Data for review:
↓

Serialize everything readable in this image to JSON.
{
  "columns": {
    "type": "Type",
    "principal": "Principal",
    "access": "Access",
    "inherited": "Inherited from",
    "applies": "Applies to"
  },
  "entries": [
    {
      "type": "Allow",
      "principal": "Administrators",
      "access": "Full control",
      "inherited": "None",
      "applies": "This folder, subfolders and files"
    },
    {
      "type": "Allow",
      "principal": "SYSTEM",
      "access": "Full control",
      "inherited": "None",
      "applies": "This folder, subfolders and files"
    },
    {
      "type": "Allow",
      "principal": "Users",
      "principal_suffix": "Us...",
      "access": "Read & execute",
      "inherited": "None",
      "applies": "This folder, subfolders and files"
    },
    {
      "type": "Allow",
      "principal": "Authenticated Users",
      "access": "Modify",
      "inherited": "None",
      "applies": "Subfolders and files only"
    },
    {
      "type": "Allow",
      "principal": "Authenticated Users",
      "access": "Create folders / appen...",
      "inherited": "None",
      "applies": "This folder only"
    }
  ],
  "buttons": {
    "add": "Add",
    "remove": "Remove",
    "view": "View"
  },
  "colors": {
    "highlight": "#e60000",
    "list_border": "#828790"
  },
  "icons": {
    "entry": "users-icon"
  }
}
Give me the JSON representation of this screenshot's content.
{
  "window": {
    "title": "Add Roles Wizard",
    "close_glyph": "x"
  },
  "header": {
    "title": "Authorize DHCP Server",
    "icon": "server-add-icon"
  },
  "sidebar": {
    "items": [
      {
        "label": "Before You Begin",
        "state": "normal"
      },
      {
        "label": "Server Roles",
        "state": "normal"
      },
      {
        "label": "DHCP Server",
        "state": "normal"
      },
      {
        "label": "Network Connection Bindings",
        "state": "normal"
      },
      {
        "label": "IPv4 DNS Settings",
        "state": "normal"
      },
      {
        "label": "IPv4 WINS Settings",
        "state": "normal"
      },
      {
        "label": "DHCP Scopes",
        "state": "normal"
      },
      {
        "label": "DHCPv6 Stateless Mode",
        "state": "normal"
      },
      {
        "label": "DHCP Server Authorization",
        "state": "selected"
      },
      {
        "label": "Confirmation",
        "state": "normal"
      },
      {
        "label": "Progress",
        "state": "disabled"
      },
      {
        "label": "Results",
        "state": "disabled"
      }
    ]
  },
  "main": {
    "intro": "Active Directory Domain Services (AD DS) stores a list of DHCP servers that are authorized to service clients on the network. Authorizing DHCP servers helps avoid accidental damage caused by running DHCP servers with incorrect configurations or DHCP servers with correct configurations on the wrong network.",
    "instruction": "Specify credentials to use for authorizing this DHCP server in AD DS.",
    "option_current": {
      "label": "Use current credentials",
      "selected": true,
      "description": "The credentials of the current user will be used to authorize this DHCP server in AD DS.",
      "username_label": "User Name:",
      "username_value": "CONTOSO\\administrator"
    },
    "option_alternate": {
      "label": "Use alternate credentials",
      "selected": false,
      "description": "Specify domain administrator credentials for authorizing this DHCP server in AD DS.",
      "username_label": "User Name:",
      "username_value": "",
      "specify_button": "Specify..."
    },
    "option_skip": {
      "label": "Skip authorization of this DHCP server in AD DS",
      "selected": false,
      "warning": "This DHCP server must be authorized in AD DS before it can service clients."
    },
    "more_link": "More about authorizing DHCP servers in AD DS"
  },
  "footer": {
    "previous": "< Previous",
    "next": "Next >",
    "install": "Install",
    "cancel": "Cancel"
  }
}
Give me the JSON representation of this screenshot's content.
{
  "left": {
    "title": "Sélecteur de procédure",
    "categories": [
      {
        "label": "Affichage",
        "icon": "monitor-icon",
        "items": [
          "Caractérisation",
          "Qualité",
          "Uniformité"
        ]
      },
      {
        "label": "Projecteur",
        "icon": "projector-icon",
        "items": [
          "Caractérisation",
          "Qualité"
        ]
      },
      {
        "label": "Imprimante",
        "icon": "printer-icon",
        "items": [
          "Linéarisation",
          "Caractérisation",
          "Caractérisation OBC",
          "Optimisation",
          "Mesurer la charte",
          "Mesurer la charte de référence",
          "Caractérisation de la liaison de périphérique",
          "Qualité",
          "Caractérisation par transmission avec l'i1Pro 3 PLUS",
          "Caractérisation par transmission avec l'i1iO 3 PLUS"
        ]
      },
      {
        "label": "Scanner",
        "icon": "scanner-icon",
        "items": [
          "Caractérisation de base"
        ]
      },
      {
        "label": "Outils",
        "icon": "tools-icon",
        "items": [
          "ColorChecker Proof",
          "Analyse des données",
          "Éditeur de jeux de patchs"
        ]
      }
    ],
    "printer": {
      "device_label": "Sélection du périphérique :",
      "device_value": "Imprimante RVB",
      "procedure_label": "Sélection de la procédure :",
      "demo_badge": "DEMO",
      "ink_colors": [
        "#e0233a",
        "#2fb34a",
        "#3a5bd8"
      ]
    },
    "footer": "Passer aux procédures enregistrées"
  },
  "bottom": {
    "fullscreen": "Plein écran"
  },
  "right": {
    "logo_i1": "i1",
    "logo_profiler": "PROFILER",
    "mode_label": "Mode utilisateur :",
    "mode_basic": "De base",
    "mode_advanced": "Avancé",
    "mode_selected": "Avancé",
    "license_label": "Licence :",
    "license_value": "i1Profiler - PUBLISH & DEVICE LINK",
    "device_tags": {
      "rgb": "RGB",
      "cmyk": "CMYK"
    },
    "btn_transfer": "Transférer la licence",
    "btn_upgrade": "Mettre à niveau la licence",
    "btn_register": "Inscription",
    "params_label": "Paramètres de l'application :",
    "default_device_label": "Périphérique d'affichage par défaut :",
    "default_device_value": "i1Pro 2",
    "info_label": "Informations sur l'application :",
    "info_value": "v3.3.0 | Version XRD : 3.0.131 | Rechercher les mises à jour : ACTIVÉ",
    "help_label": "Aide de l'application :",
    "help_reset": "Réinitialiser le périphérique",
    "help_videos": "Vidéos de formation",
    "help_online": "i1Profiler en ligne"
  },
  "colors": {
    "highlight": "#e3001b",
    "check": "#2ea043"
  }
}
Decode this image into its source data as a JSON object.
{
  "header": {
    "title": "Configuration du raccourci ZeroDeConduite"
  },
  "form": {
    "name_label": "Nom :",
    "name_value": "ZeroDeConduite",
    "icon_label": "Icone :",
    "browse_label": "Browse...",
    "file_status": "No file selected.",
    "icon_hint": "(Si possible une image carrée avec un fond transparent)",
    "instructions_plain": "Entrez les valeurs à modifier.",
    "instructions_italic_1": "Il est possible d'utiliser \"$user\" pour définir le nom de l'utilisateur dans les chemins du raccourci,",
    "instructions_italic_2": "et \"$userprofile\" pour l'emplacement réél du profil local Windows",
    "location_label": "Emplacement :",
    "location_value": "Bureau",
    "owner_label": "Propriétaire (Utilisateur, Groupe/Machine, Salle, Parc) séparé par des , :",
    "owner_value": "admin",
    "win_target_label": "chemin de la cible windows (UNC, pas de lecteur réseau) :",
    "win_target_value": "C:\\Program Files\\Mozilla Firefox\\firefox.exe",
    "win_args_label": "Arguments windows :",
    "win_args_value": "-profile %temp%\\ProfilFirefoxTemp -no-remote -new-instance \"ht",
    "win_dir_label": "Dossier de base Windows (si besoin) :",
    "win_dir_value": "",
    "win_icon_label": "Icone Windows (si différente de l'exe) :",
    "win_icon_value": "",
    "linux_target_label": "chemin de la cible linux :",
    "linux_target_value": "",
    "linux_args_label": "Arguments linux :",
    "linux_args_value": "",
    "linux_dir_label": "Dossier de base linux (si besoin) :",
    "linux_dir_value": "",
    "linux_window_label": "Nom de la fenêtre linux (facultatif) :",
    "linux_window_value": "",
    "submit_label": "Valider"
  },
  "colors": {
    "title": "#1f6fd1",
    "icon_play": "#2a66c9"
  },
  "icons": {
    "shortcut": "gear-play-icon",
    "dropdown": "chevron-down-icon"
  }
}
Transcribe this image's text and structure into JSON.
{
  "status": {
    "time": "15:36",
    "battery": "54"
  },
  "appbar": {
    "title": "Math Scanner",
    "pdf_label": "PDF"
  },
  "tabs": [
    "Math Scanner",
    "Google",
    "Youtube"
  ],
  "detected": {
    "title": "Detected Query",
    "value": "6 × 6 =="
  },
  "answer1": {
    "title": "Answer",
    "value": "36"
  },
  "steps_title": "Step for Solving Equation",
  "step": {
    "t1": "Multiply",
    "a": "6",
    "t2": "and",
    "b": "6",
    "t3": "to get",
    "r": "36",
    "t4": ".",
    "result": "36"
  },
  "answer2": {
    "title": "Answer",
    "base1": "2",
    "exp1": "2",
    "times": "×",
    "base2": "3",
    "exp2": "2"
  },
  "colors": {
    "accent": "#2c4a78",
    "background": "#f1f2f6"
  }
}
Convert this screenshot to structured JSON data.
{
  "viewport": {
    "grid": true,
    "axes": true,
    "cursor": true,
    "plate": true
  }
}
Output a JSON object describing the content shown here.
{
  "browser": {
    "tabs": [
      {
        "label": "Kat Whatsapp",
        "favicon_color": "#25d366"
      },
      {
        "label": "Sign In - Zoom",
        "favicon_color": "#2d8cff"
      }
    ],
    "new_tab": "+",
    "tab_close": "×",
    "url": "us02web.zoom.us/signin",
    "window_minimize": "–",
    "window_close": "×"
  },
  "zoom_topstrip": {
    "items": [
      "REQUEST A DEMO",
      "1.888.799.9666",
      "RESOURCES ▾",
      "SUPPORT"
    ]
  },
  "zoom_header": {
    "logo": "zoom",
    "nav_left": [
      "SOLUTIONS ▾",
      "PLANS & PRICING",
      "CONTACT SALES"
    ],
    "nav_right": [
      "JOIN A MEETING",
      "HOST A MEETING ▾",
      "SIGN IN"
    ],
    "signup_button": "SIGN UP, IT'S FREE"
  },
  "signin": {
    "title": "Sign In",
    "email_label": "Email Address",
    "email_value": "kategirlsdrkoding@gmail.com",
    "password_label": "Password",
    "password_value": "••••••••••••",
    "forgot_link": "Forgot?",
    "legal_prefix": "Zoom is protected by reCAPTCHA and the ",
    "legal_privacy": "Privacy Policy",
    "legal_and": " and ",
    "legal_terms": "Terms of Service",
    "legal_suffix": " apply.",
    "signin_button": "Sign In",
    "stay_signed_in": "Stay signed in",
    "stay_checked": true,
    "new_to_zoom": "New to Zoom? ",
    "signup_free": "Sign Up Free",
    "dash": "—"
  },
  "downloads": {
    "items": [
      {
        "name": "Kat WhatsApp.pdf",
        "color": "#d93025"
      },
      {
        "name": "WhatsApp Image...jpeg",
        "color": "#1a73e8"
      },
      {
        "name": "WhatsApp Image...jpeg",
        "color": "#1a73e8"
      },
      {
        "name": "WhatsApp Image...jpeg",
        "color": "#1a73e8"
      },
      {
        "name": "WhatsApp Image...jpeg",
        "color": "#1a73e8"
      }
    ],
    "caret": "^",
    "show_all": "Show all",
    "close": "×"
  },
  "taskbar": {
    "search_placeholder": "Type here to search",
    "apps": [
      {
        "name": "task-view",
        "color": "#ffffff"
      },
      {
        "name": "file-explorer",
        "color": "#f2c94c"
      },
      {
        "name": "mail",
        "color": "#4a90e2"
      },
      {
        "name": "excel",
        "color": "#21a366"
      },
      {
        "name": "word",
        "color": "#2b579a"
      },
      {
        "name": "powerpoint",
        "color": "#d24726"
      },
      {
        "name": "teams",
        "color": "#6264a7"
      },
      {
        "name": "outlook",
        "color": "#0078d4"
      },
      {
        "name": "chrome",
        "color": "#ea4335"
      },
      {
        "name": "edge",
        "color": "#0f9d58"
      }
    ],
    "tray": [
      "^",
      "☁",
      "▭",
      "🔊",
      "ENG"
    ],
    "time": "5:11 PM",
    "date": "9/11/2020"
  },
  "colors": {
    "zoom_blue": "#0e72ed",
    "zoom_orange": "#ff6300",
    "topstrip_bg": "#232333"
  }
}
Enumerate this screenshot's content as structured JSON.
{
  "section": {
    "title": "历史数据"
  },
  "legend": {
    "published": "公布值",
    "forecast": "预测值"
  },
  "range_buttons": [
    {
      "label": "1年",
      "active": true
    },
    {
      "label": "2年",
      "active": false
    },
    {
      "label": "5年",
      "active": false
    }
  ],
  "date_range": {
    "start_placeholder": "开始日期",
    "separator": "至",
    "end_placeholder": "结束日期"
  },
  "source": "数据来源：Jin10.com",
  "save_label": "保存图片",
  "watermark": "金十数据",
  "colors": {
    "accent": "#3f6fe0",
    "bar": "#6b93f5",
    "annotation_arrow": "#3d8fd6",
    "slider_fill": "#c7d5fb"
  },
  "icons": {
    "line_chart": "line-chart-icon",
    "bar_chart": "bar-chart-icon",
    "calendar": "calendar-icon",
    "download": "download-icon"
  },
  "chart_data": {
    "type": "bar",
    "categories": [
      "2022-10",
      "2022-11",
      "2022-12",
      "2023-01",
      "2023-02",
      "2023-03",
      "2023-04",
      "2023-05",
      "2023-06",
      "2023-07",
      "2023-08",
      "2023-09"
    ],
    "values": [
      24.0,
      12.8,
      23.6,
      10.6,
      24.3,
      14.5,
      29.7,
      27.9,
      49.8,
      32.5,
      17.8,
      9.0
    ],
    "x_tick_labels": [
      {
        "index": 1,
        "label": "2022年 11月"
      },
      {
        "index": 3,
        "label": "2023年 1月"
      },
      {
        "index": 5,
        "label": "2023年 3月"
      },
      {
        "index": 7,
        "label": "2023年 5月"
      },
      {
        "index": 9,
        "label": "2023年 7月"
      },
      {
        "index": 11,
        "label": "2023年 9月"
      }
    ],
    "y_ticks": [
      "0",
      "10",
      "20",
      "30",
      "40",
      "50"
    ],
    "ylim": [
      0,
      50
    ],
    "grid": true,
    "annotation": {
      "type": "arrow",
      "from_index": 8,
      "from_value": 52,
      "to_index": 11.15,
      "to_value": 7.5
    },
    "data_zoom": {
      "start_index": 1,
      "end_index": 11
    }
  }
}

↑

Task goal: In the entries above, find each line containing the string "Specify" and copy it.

Exercise output:
    "instruction": "Specify credentials to use for authorizing this DHCP server in AD DS.",
      "description": "Specify domain administrator credentials for authorizing this DHCP server in AD DS.",
      "specify_button": "Specify..."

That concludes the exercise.